§ **INFORMATION GIVEN**:
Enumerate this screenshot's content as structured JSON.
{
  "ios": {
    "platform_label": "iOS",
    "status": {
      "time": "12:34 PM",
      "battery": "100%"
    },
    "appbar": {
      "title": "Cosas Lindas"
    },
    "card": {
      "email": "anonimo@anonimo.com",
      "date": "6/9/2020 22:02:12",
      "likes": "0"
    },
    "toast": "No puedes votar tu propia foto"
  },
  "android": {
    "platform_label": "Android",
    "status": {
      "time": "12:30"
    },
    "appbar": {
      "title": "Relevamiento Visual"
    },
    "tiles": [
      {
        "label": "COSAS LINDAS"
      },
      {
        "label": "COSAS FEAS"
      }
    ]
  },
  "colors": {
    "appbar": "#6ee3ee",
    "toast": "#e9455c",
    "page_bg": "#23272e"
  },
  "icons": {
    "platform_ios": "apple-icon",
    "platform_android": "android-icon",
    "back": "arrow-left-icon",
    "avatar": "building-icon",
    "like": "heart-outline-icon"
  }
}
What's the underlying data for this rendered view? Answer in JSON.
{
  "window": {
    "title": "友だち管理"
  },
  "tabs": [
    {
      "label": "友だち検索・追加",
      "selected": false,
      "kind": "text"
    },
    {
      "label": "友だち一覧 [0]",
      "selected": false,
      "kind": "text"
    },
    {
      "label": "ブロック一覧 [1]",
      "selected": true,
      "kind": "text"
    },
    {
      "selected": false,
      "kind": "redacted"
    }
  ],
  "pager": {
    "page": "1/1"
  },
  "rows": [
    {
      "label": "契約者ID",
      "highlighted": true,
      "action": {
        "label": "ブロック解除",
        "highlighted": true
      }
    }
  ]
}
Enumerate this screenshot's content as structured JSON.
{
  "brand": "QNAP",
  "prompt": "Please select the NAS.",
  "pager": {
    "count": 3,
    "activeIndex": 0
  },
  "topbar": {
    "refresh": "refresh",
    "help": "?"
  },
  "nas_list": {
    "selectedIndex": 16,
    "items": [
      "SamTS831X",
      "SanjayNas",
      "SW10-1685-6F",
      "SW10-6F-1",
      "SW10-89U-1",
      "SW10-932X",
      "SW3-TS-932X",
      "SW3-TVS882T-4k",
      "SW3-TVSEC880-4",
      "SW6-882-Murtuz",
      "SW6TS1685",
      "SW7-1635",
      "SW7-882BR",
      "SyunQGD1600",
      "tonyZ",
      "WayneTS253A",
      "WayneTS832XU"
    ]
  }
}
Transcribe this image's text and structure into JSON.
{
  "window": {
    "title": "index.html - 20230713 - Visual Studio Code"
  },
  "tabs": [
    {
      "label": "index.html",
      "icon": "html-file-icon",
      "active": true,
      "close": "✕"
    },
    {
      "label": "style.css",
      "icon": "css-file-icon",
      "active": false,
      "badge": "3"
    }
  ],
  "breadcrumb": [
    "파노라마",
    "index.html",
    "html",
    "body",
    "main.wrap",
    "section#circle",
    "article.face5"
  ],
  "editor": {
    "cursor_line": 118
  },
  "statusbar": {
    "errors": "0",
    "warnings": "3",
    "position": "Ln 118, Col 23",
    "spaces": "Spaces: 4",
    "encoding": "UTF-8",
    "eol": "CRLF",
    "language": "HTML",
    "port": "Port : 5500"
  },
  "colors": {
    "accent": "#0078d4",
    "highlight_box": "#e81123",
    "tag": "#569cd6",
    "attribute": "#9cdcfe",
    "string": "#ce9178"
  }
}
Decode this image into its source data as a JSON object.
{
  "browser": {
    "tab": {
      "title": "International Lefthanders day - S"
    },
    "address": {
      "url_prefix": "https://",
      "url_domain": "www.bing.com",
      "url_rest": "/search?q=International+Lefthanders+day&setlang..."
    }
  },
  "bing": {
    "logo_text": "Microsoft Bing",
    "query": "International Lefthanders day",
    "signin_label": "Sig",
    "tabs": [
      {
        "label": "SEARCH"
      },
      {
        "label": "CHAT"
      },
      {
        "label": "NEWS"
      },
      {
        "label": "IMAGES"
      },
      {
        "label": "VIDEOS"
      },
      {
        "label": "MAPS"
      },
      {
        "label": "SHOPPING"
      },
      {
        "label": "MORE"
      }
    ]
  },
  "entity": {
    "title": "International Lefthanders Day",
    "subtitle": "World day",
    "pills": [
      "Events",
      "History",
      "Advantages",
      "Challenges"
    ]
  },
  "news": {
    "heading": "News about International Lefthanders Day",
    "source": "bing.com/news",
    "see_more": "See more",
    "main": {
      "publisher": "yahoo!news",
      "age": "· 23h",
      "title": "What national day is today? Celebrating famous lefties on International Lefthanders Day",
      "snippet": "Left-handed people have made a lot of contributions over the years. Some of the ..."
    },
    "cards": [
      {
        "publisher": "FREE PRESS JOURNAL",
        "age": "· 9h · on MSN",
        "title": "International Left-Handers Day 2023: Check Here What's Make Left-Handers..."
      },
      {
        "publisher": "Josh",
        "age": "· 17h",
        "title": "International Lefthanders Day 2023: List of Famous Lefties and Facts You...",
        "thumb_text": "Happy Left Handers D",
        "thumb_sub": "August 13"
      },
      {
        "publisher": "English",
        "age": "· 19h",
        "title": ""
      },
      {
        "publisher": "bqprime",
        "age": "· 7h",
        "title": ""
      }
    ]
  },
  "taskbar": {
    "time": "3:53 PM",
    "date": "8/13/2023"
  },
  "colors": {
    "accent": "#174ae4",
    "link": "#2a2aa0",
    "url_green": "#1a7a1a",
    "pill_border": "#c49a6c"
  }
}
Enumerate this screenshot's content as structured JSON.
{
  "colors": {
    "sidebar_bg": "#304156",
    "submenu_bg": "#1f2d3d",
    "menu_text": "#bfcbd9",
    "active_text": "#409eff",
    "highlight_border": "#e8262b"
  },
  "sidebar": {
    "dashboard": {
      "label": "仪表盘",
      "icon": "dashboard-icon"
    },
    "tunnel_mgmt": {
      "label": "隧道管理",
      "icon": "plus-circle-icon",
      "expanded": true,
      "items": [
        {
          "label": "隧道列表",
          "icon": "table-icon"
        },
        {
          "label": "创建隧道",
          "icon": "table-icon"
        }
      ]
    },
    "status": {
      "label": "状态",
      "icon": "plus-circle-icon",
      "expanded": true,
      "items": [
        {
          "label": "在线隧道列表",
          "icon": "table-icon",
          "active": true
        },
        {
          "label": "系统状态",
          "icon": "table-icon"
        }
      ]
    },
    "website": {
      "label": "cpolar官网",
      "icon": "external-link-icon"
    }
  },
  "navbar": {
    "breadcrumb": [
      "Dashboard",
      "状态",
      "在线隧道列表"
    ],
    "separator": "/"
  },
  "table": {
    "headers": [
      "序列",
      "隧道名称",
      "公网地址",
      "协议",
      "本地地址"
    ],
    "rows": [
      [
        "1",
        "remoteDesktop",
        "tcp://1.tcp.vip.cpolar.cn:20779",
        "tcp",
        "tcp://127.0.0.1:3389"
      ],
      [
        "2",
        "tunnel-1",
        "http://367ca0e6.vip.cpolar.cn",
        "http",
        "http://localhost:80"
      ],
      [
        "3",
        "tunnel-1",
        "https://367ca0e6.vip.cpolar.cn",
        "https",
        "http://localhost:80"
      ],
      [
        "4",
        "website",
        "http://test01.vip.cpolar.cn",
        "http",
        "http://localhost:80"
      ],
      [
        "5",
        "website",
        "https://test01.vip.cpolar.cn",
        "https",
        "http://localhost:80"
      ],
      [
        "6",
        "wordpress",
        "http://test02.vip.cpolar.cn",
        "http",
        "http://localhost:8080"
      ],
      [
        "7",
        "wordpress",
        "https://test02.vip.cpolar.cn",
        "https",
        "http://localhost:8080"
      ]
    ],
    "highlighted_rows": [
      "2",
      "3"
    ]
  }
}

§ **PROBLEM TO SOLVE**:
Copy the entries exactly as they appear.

§ **COMPLETED TASK**:
Enumerate this screenshot's content as structured JSON.
{
  "ios": {
    "platform_label": "iOS",
    "status": {
      "time": "12:34 PM",
      "battery": "100%"
    },
    "appbar": {
      "title": "Cosas Lindas"
    },
    "card": {
      "email": "anonimo@anonimo.com",
      "date": "6/9/2020 22:02:12",
      "likes": "0"
    },
    "toast": "No puedes votar tu propia foto"
  },
  "android": {
    "platform_label": "Android",
    "status": {
      "time": "12:30"
    },
    "appbar": {
      "title": "Relevamiento Visual"
    },
    "tiles": [
      {
        "label": "COSAS LINDAS"
      },
      {
        "label": "COSAS FEAS"
      }
    ]
  },
  "colors": {
    "appbar": "#6ee3ee",
    "toast": "#e9455c",
    "page_bg": "#23272e"
  },
  "icons": {
    "platform_ios": "apple-icon",
    "platform_android": "android-icon",
    "back": "arrow-left-icon",
    "avatar": "building-icon",
    "like": "heart-outline-icon"
  }
}
What's the underlying data for this rendered view? Answer in JSON.
{
  "window": {
    "title": "友だち管理"
  },
  "tabs": [
    {
      "label": "友だち検索・追加",
      "selected": false,
      "kind": "text"
    },
    {
      "label": "友だち一覧 [0]",
      "selected": false,
      "kind": "text"
    },
    {
      "label": "ブロック一覧 [1]",
      "selected": true,
      "kind": "text"
    },
    {
      "selected": false,
      "kind": "redacted"
    }
  ],
  "pager": {
    "page": "1/1"
  },
  "rows": [
    {
      "label": "契約者ID",
      "highlighted": true,
      "action": {
        "label": "ブロック解除",
        "highlighted": true
      }
    }
  ]
}
Enumerate this screenshot's content as structured JSON.
{
  "brand": "QNAP",
  "prompt": "Please select the NAS.",
  "pager": {
    "count": 3,
    "activeIndex": 0
  },
  "topbar": {
    "refresh": "refresh",
    "help": "?"
  },
  "nas_list": {
    "selectedIndex": 16,
    "items": [
      "SamTS831X",
      "SanjayNas",
      "SW10-1685-6F",
      "SW10-6F-1",
      "SW10-89U-1",
      "SW10-932X",
      "SW3-TS-932X",
      "SW3-TVS882T-4k",
      "SW3-TVSEC880-4",
      "SW6-882-Murtuz",
      "SW6TS1685",
      "SW7-1635",
      "SW7-882BR",
      "SyunQGD1600",
      "tonyZ",
      "WayneTS253A",
      "WayneTS832XU"
    ]
  }
}
Transcribe this image's text and structure into JSON.
{
  "window": {
    "title": "index.html - 20230713 - Visual Studio Code"
  },
  "tabs": [
    {
      "label": "index.html",
      "icon": "html-file-icon",
      "active": true,
      "close": "✕"
    },
    {
      "label": "style.css",
      "icon": "css-file-icon",
      "active": false,
      "badge": "3"
    }
  ],
  "breadcrumb": [
    "파노라마",
    "index.html",
    "html",
    "body",
    "main.wrap",
    "section#circle",
    "article.face5"
  ],
  "editor": {
    "cursor_line": 118
  },
  "statusbar": {
    "errors": "0",
    "warnings": "3",
    "position": "Ln 118, Col 23",
    "spaces": "Spaces: 4",
    "encoding": "UTF-8",
    "eol": "CRLF",
    "language": "HTML",
    "port": "Port : 5500"
  },
  "colors": {
    "accent": "#0078d4",
    "highlight_box": "#e81123",
    "tag": "#569cd6",
    "attribute": "#9cdcfe",
    "string": "#ce9178"
  }
}
Decode this image into its source data as a JSON object.
{
  "browser": {
    "tab": {
      "title": "International Lefthanders day - S"
    },
    "address": {
      "url_prefix": "https://",
      "url_domain": "www.bing.com",
      "url_rest": "/search?q=International+Lefthanders+day&setlang..."
    }
  },
  "bing": {
    "logo_text": "Microsoft Bing",
    "query": "International Lefthanders day",
    "signin_label": "Sig",
    "tabs": [
      {
        "label": "SEARCH"
      },
      {
        "label": "CHAT"
      },
      {
        "label": "NEWS"
      },
      {
        "label": "IMAGES"
      },
      {
        "label": "VIDEOS"
      },
      {
        "label": "MAPS"
      },
      {
        "label": "SHOPPING"
      },
      {
        "label": "MORE"
      }
    ]
  },
  "entity": {
    "title": "International Lefthanders Day",
    "subtitle": "World day",
    "pills": [
      "Events",
      "History",
      "Advantages",
      "Challenges"
    ]
  },
  "news": {
    "heading": "News about International Lefthanders Day",
    "source": "bing.com/news",
    "see_more": "See more",
    "main": {
      "publisher": "yahoo!news",
      "age": "· 23h",
      "title": "What national day is today? Celebrating famous lefties on International Lefthanders Day",
      "snippet": "Left-handed people have made a lot of contributions over the years. Some of the ..."
    },
    "cards": [
      {
        "publisher": "FREE PRESS JOURNAL",
        "age": "· 9h · on MSN",
        "title": "International Left-Handers Day 2023: Check Here What's Make Left-Handers..."
      },
      {
        "publisher": "Josh",
        "age": "· 17h",
        "title": "International Lefthanders Day 2023: List of Famous Lefties and Facts You...",
        "thumb_text": "Happy Left Handers D",
        "thumb_sub": "August 13"
      },
      {
        "publisher": "English",
        "age": "· 19h",
        "title": ""
      },
      {
        "publisher": "bqprime",
        "age": "· 7h",
        "title": ""
      }
    ]
  },
  "taskbar": {
    "time": "3:53 PM",
    "date": "8/13/2023"
  },
  "colors": {
    "accent": "#174ae4",
    "link": "#2a2aa0",
    "url_green": "#1a7a1a",
    "pill_border": "#c49a6c"
  }
}
Enumerate this screenshot's content as structured JSON.
{
  "colors": {
    "sidebar_bg": "#304156",
    "submenu_bg": "#1f2d3d",
    "menu_text": "#bfcbd9",
    "active_text": "#409eff",
    "highlight_border": "#e8262b"
  },
  "sidebar": {
    "dashboard": {
      "label": "仪表盘",
      "icon": "dashboard-icon"
    },
    "tunnel_mgmt": {
      "label": "隧道管理",
      "icon": "plus-circle-icon",
      "expanded": true,
      "items": [
        {
          "label": "隧道列表",
          "icon": "table-icon"
        },
        {
          "label": "创建隧道",
          "icon": "table-icon"
        }
      ]
    },
    "status": {
      "label": "状态",
      "icon": "plus-circle-icon",
      "expanded": true,
      "items": [
        {
          "label": "在线隧道列表",
          "icon": "table-icon",
          "active": true
        },
        {
          "label": "系统状态",
          "icon": "table-icon"
        }
      ]
    },
    "website": {
      "label": "cpolar官网",
      "icon": "external-link-icon"
    }
  },
  "navbar": {
    "breadcrumb": [
      "Dashboard",
      "状态",
      "在线隧道列表"
    ],
    "separator": "/"
  },
  "table": {
    "headers": [
      "序列",
      "隧道名称",
      "公网地址",
      "协议",
      "本地地址"
    ],
    "rows": [
      [
        "1",
        "remoteDesktop",
        "tcp://1.tcp.vip.cpolar.cn:20779",
        "tcp",
        "tcp://127.0.0.1:3389"
      ],
      [
        "2",
        "tunnel-1",
        "http://367ca0e6.vip.cpolar.cn",
        "http",
        "http://localhost:80"
      ],
      [
        "3",
        "tunnel-1",
        "https://367ca0e6.vip.cpolar.cn",
        "https",
        "http://localhost:80"
      ],
      [
        "4",
        "website",
        "http://test01.vip.cpolar.cn",
        "http",
        "http://localhost:80"
      ],
      [
        "5",
        "website",
        "https://test01.vip.cpolar.cn",
        "https",
        "http://localhost:80"
      ],
      [
        "6",
        "wordpress",
        "http://test02.vip.cpolar.cn",
        "http",
        "http://localhost:8080"
      ],
      [
        "7",
        "wordpress",
        "https://test02.vip.cpolar.cn",
        "https",
        "http://localhost:8080"
      ]
    ],
    "highlighted_rows": [
      "2",
      "3"
    ]
  }
}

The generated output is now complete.